**WORK TO COMPLETE:** Line by line, output the material without altering anything.

**RECORD EXCERPTS:**
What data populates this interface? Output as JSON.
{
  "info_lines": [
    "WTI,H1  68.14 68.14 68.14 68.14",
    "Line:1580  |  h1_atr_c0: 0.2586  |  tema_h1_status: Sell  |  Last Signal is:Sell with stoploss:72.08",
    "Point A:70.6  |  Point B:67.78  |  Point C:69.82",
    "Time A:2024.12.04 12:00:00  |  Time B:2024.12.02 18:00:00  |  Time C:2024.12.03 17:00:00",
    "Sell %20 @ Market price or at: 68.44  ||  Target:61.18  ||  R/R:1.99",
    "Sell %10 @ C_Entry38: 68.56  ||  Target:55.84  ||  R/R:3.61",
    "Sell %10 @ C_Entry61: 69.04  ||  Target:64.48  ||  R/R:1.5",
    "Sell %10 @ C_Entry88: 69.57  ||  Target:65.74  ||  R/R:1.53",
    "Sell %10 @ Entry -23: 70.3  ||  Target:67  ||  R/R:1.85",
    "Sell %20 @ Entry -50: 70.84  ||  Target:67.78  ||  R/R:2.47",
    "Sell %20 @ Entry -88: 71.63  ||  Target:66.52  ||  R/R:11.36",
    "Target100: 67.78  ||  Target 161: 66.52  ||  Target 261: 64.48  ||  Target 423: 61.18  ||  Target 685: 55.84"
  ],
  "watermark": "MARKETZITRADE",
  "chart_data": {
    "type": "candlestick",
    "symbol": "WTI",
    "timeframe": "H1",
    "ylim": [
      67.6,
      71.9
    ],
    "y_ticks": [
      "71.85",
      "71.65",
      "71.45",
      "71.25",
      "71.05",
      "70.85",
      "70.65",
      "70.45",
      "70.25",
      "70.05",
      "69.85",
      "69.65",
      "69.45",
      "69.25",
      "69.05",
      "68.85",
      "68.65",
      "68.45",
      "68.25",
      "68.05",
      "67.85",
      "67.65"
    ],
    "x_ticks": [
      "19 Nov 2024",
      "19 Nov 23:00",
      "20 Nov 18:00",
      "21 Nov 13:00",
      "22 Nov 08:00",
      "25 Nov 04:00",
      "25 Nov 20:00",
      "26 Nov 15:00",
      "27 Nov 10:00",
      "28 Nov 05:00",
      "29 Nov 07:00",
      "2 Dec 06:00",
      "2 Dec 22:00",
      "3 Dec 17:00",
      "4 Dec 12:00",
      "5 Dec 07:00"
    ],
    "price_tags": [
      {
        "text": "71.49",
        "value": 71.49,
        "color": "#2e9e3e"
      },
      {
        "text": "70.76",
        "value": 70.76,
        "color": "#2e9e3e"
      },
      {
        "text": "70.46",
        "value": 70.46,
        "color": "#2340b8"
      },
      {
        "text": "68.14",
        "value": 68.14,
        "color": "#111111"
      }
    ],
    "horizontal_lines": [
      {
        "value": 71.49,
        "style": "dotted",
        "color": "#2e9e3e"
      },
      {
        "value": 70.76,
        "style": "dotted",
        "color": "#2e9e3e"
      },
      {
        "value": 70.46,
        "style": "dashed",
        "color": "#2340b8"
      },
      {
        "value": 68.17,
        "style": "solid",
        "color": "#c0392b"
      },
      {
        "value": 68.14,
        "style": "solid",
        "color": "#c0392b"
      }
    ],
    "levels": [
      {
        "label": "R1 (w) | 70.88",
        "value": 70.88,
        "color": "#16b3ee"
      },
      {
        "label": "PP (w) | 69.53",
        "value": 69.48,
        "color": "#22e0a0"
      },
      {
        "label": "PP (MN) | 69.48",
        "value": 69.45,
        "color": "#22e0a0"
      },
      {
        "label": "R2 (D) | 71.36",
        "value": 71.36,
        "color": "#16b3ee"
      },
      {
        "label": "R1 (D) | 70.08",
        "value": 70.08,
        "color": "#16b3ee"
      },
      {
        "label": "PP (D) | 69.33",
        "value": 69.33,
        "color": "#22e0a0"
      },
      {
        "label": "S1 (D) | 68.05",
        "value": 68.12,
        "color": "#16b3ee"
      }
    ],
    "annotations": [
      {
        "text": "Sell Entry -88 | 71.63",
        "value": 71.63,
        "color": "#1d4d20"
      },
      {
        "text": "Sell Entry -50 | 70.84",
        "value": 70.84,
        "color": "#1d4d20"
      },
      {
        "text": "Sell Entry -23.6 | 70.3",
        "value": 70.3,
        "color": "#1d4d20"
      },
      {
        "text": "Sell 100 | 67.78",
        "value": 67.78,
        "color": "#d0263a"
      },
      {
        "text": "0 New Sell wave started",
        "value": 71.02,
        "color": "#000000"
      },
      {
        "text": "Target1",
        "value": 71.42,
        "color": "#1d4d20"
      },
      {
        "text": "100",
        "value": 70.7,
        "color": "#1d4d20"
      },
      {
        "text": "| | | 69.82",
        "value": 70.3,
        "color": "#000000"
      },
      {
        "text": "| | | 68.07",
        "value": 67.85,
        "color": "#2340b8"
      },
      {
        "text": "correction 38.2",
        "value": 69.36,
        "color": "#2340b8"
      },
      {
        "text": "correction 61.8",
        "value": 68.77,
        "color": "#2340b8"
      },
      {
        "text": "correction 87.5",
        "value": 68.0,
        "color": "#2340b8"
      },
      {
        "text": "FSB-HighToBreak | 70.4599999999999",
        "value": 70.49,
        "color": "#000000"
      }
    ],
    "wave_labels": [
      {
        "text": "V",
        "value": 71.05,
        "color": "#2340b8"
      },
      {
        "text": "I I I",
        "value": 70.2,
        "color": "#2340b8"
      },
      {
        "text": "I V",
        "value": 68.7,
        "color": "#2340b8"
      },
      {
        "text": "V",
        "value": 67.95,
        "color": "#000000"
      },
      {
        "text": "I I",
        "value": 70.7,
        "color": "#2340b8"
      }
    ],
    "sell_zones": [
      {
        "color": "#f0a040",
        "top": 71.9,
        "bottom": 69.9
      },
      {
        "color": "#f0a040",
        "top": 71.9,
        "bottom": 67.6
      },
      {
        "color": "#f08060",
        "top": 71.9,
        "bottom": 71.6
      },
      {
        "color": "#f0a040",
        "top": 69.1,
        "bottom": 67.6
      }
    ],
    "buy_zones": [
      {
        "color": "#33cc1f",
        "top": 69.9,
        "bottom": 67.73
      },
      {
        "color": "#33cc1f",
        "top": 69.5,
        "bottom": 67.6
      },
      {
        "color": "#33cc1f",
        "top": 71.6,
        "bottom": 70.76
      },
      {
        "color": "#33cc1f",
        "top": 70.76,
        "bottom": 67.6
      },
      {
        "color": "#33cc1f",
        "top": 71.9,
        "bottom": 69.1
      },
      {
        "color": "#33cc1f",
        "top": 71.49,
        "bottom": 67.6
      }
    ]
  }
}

**SOLUTION TO THE PROBLEM:**
What data populates this interface? Output as JSON.
{
  "info_lines": [
    "WTI,H1  68.14 68.14 68.14 68.14",
    "Line:1580  |  h1_atr_c0: 0.2586  |  tema_h1_status: Sell  |  Last Signal is:Sell with stoploss:72.08",
    "Point A:70.6  |  Point B:67.78  |  Point C:69.82",
    "Time A:2024.12.04 12:00:00  |  Time B:2024.12.02 18:00:00  |  Time C:2024.12.03 17:00:00",
    "Sell %20 @ Market price or at: 68.44  ||  Target:61.18  ||  R/R:1.99",
    "Sell %10 @ C_Entry38: 68.56  ||  Target:55.84  ||  R/R:3.61",
    "Sell %10 @ C_Entry61: 69.04  ||  Target:64.48  ||  R/R:1.5",
    "Sell %10 @ C_Entry88: 69.57  ||  Target:65.74  ||  R/R:1.53",
    "Sell %10 @ Entry -23: 70.3  ||  Target:67  ||  R/R:1.85",
    "Sell %20 @ Entry -50: 70.84  ||  Target:67.78  ||  R/R:2.47",
    "Sell %20 @ Entry -88: 71.63  ||  Target:66.52  ||  R/R:11.36",
    "Target100: 67.78  ||  Target 161: 66.52  ||  Target 261: 64.48  ||  Target 423: 61.18  ||  Target 685: 55.84"
  ],
  "watermark": "MARKETZITRADE",
  "chart_data": {
    "type": "candlestick",
    "symbol": "WTI",
    "timeframe": "H1",
    "ylim": [
      67.6,
      71.9
    ],
    "y_ticks": [
      "71.85",
      "71.65",
      "71.45",
      "71.25",
      "71.05",
      "70.85",
      "70.65",
      "70.45",
      "70.25",
      "70.05",
      "69.85",
      "69.65",
      "69.45",
      "69.25",
      "69.05",
      "68.85",
      "68.65",
      "68.45",
      "68.25",
      "68.05",
      "67.85",
      "67.65"
    ],
    "x_ticks": [
      "19 Nov 2024",
      "19 Nov 23:00",
      "20 Nov 18:00",
      "21 Nov 13:00",
      "22 Nov 08:00",
      "25 Nov 04:00",
      "25 Nov 20:00",
      "26 Nov 15:00",
      "27 Nov 10:00",
      "28 Nov 05:00",
      "29 Nov 07:00",
      "2 Dec 06:00",
      "2 Dec 22:00",
      "3 Dec 17:00",
      "4 Dec 12:00",
      "5 Dec 07:00"
    ],
    "price_tags": [
      {
        "text": "71.49",
        "value": 71.49,
        "color": "#2e9e3e"
      },
      {
        "text": "70.76",
        "value": 70.76,
        "color": "#2e9e3e"
      },
      {
        "text": "70.46",
        "value": 70.46,
        "color": "#2340b8"
      },
      {
        "text": "68.14",
        "value": 68.14,
        "color": "#111111"
      }
    ],
    "horizontal_lines": [
      {
        "value": 71.49,
        "style": "dotted",
        "color": "#2e9e3e"
      },
      {
        "value": 70.76,
        "style": "dotted",
        "color": "#2e9e3e"
      },
      {
        "value": 70.46,
        "style": "dashed",
        "color": "#2340b8"
      },
      {
        "value": 68.17,
        "style": "solid",
        "color": "#c0392b"
      },
      {
        "value": 68.14,
        "style": "solid",
        "color": "#c0392b"
      }
    ],
    "levels": [
      {
        "label": "R1 (w) | 70.88",
        "value": 70.88,
        "color": "#16b3ee"
      },
      {
        "label": "PP (w) | 69.53",
        "value": 69.48,
        "color": "#22e0a0"
      },
      {
        "label": "PP (MN) | 69.48",
        "value": 69.45,
        "color": "#22e0a0"
      },
      {
        "label": "R2 (D) | 71.36",
        "value": 71.36,
        "color": "#16b3ee"
      },
      {
        "label": "R1 (D) | 70.08",
        "value": 70.08,
        "color": "#16b3ee"
      },
      {
        "label": "PP (D) | 69.33",
        "value": 69.33,
        "color": "#22e0a0"
      },
      {
        "label": "S1 (D) | 68.05",
        "value": 68.12,
        "color": "#16b3ee"
      }
    ],
    "annotations": [
      {
        "text": "Sell Entry -88 | 71.63",
        "value": 71.63,
        "color": "#1d4d20"
      },
      {
        "text": "Sell Entry -50 | 70.84",
        "value": 70.84,
        "color": "#1d4d20"
      },
      {
        "text": "Sell Entry -23.6 | 70.3",
        "value": 70.3,
        "color": "#1d4d20"
      },
      {
        "text": "Sell 100 | 67.78",
        "value": 67.78,
        "color": "#d0263a"
      },
      {
        "text": "0 New Sell wave started",
        "value": 71.02,
        "color": "#000000"
      },
      {
        "text": "Target1",
        "value": 71.42,
        "color": "#1d4d20"
      },
      {
        "text": "100",
        "value": 70.7,
        "color": "#1d4d20"
      },
      {
        "text": "| | | 69.82",
        "value": 70.3,
        "color": "#000000"
      },
      {
        "text": "| | | 68.07",
        "value": 67.85,
        "color": "#2340b8"
      },
      {
        "text": "correction 38.2",
        "value": 69.36,
        "color": "#2340b8"
      },
      {
        "text": "correction 61.8",
        "value": 68.77,
        "color": "#2340b8"
      },
      {
        "text": "correction 87.5",
        "value": 68.0,
        "color": "#2340b8"
      },
      {
        "text": "FSB-HighToBreak | 70.4599999999999",
        "value": 70.49,
        "color": "#000000"
      }
    ],
    "wave_labels": [
      {
        "text": "V",
        "value": 71.05,
        "color": "#2340b8"
      },
      {
        "text": "I I I",
        "value": 70.2,
        "color": "#2340b8"
      },
      {
        "text": "I V",
        "value": 68.7,
        "color": "#2340b8"
      },
      {
        "text": "V",
        "value": 67.95,
        "color": "#000000"
      },
      {
        "text": "I I",
        "value": 70.7,
        "color": "#2340b8"
      }
    ],
    "sell_zones": [
      {
        "color": "#f0a040",
        "top": 71.9,
        "bottom": 69.9
      },
      {
        "color": "#f0a040",
        "top": 71.9,
        "bottom": 67.6
      },
      {
        "color": "#f08060",
        "top": 71.9,
        "bottom": 71.6
      },
      {
        "color": "#f0a040",
        "top": 69.1,
        "bottom": 67.6
      }
    ],
    "buy_zones": [
      {
        "color": "#33cc1f",
        "top": 69.9,
        "bottom": 67.73
      },
      {
        "color": "#33cc1f",
        "top": 69.5,
        "bottom": 67.6
      },
      {
        "color": "#33cc1f",
        "top": 71.6,
        "bottom": 70.76
      },
      {
        "color": "#33cc1f",
        "top": 70.76,
        "bottom": 67.6
      },
      {
        "color": "#33cc1f",
        "top": 71.9,
        "bottom": 69.1
      },
      {
        "color": "#33cc1f",
        "top": 71.49,
        "bottom": 67.6
      }
    ]
  }
}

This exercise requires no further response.